BLUE HILL, Maine — A man and woman from Massachusetts were unharmed Sunday when the small airplane they were riding in made an emergency landing in a field at the corner of Route 175 and Wharf Road, according to officials.
According to the Hancock County Sheriff’s Office, Scott Morton, 59, of Worcester, Mass., was piloting the two-seat, single-engine Beechcraft plane and Cheryl Rennie, 48, of Millbury, Mass., was riding as his passenger when the engine quit as they were flying over Blue Hill Bay. They had left Sterling, Mass., at 8:45 a.m. with 30 gallons of fuel on board and were flying at an altitude of about 4,500 feet to the Hancock County-Bar Harbor Airport in Trenton when the incident occurred, the sheriff’s department indicated in a prepared statement.
“As they approached Tinker’s Island in Blue Hill Bay, the engine, starving for fuel, stalled,” Deputy Fred Ehrlenbach wrote in the statement. “Unable to restart the engine, Morton looked for a place to set the aircraft down and saw a field just north of the South Blue Hill public boat launch in Blue Hill.”
Morton turned the plane back toward the west and, flying low over Blue Hill Bay, approached the field and landed in it around 10:30 a.m., bending a propellor and breaking off the front wheel under the nose of the plane when it struck a small rise that runs parallel to a lane that runs through the field.
Neither Morton nor Rennie was injured during the emergency landing, the sheriff’s office indicated.
On Monday, the plane remained unattended in the field. Officials with the Federal Aviation Administration were expected to visit the accident scene on Tuesday, officials said.
The FAA released a short statement Monday on the incident.
“At approximately 10:30 a.m. yesterday, a single-engine Beech 77 aircraft landed in a field off Route 175 under unknown circumstances,” the statement indicated. “The two people on board reportedly were not injured. The extent of damage to the aircraft, if any, has not yet been determined. The FAA is investigating. This is preliminary information.”

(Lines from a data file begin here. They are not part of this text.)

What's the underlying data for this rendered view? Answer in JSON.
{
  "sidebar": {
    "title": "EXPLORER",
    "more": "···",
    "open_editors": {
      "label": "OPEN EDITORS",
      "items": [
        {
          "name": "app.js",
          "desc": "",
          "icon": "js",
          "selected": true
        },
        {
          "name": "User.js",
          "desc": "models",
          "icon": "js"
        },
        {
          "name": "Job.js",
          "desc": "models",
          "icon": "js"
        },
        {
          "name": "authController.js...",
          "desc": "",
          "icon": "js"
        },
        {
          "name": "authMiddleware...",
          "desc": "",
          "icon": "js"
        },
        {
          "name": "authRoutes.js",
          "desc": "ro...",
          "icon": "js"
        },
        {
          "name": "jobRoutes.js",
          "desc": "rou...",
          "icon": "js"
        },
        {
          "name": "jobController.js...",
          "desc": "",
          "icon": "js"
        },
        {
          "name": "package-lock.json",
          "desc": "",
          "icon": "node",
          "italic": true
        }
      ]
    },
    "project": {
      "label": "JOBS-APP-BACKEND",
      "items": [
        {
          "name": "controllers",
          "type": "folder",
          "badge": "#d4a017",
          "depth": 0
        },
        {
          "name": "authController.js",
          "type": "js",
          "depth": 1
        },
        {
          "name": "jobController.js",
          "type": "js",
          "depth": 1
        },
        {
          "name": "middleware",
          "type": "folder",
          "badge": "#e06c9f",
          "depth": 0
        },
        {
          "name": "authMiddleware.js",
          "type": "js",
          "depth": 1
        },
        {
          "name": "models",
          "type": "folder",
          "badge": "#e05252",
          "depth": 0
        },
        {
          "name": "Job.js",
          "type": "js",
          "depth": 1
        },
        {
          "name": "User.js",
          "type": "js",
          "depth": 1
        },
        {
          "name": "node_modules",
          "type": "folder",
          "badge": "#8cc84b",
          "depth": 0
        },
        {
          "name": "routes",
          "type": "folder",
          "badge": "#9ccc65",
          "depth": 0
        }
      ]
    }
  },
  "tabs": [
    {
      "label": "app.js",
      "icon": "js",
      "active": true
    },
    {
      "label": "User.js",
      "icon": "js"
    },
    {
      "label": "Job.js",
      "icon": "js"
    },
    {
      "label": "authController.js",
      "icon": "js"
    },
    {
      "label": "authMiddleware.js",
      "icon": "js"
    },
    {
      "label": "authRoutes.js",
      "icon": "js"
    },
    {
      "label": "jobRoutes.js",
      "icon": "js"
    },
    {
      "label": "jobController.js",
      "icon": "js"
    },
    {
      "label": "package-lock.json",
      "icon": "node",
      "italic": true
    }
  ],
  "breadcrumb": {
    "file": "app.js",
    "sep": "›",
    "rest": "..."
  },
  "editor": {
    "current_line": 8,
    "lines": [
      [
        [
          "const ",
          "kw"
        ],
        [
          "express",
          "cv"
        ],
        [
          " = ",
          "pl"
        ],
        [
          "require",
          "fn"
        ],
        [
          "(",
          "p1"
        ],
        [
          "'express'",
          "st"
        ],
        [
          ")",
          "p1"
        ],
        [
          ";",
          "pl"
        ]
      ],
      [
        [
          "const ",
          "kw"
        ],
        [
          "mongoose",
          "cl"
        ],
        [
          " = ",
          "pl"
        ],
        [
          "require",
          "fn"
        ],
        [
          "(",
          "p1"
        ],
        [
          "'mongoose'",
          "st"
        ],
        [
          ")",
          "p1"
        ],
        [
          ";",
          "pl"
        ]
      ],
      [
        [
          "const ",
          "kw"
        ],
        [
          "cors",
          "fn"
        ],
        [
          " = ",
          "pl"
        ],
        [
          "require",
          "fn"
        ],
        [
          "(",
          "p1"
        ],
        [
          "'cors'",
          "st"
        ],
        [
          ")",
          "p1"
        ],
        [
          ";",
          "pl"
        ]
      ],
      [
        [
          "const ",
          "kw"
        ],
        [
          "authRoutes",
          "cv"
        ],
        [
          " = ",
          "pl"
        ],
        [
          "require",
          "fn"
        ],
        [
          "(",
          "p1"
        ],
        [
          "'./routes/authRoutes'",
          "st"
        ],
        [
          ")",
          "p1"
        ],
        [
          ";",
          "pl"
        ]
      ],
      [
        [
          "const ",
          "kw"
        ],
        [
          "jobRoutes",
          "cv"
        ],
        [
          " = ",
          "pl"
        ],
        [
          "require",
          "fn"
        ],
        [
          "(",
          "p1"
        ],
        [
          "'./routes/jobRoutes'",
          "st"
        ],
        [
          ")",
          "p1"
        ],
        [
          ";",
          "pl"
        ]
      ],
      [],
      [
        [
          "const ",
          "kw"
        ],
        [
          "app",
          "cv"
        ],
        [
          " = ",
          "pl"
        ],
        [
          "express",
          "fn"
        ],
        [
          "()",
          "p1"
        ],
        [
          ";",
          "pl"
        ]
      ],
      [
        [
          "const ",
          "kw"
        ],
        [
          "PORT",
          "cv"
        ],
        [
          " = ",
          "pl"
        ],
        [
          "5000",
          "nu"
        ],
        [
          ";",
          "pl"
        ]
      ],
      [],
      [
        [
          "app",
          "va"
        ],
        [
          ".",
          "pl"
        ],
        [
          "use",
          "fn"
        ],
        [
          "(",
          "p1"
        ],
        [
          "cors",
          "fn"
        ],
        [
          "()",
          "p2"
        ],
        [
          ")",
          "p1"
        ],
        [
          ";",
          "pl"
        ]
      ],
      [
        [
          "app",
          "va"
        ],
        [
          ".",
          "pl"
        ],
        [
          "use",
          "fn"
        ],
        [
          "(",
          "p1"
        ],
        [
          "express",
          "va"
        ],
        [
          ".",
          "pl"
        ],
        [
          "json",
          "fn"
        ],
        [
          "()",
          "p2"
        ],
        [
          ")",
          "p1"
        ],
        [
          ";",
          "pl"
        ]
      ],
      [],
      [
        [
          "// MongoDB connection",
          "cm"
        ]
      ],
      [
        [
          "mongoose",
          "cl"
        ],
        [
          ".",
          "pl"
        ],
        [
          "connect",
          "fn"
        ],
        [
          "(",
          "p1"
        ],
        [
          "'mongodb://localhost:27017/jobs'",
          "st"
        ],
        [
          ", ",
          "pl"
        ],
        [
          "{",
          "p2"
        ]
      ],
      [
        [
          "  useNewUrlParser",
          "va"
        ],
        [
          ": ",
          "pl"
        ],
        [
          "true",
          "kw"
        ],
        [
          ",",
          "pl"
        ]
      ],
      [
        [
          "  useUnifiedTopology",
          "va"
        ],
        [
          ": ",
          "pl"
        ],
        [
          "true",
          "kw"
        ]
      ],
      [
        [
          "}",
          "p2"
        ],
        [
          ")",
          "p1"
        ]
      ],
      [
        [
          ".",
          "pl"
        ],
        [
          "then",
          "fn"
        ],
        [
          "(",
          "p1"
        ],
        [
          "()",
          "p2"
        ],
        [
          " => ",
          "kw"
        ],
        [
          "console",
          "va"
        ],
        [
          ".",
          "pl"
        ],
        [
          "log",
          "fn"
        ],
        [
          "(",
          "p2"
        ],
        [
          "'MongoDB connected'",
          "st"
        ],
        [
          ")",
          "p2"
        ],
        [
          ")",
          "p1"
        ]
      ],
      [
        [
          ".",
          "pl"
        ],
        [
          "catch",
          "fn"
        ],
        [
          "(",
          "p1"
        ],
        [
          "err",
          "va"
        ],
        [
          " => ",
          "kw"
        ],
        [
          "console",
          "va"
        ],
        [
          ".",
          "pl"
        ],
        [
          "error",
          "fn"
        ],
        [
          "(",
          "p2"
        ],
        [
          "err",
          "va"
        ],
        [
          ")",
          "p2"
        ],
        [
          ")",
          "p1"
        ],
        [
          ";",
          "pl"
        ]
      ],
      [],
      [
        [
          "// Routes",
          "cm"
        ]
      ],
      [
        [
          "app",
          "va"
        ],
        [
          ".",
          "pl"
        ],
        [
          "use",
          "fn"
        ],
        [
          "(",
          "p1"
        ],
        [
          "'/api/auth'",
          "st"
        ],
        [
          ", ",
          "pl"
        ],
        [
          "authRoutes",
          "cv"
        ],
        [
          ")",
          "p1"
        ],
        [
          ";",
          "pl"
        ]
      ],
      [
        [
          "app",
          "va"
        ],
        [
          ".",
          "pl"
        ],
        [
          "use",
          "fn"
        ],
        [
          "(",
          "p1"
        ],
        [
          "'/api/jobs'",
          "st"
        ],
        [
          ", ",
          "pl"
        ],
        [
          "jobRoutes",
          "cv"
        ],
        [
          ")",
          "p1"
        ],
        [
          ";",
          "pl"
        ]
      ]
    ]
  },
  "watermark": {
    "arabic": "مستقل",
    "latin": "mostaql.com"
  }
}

According to a publicly accessible online FAA aircraft database, the plane is owned by Morton and was manufactured in 1979.
Philip Tanguay, himself a licensed commercial airplane pilot, lives on Wharf Road, directly across from the field where the plane landed. He said Monday that he was home Sunday morning but did not see the plane land. He did speak to the pilot a few minutes after the plane touched down.
“He did a nice job of landing it there,” Tanguay said of Morton. “They were pretty shook up. They were only 10 miles out [from the Trenton airport].”
Tanguay, retired from his manufacturing business in Connecticut, said Morton told him they had planned to just fly up for the day. They were going to meet friends at the Trenton airport and visit Acadia National Park before heading back to Massachusetts Sunday evening.
The South Blue Hill resident said Morton told him that the plane’s right fuel tank ran dry. The Beechcraft has tanks in either wing, Tanguay said, but they are connected and are meant to drain at the same time and rate as the engine burns off fuel. Morton said, according to Tanguay, that the plane had some sort of mechanical malfunction that prevented fuel from flowing between the two tanks.
“It will fly again,” Tanguay said of the plane as it still sat in the field across from his house. “They’ll haul it out of here.”
After Tanguay spoke, Rob Malone of Columbia Air Service, the fixed-base operator at the Trenton airport, arrived to deactivate the emergency locator transmitter, which was still sending out a signal. Malone said that he knew nothing about the incident or the pilot and that he was turning off the beacon at the request of FAA.
Doug Martenson of Philadelphia showed up at the site early Monday afternoon to get photos of the plane. He said he and other family members heard the plane flying low Sunday morning over a house they are renting down the road.
Martenson said the plane’s engine was making a distinctive “roaring” sound as it flew over the house. He did not see the plane or hear the engine cut out and did not know what had happened to it until he saw it sitting in the field Monday morning.
“You [normally] don’t hear planes that vividly,” Martenson said. “I was thinking ‘he’s either flying really low to look at something or something’s going on.’”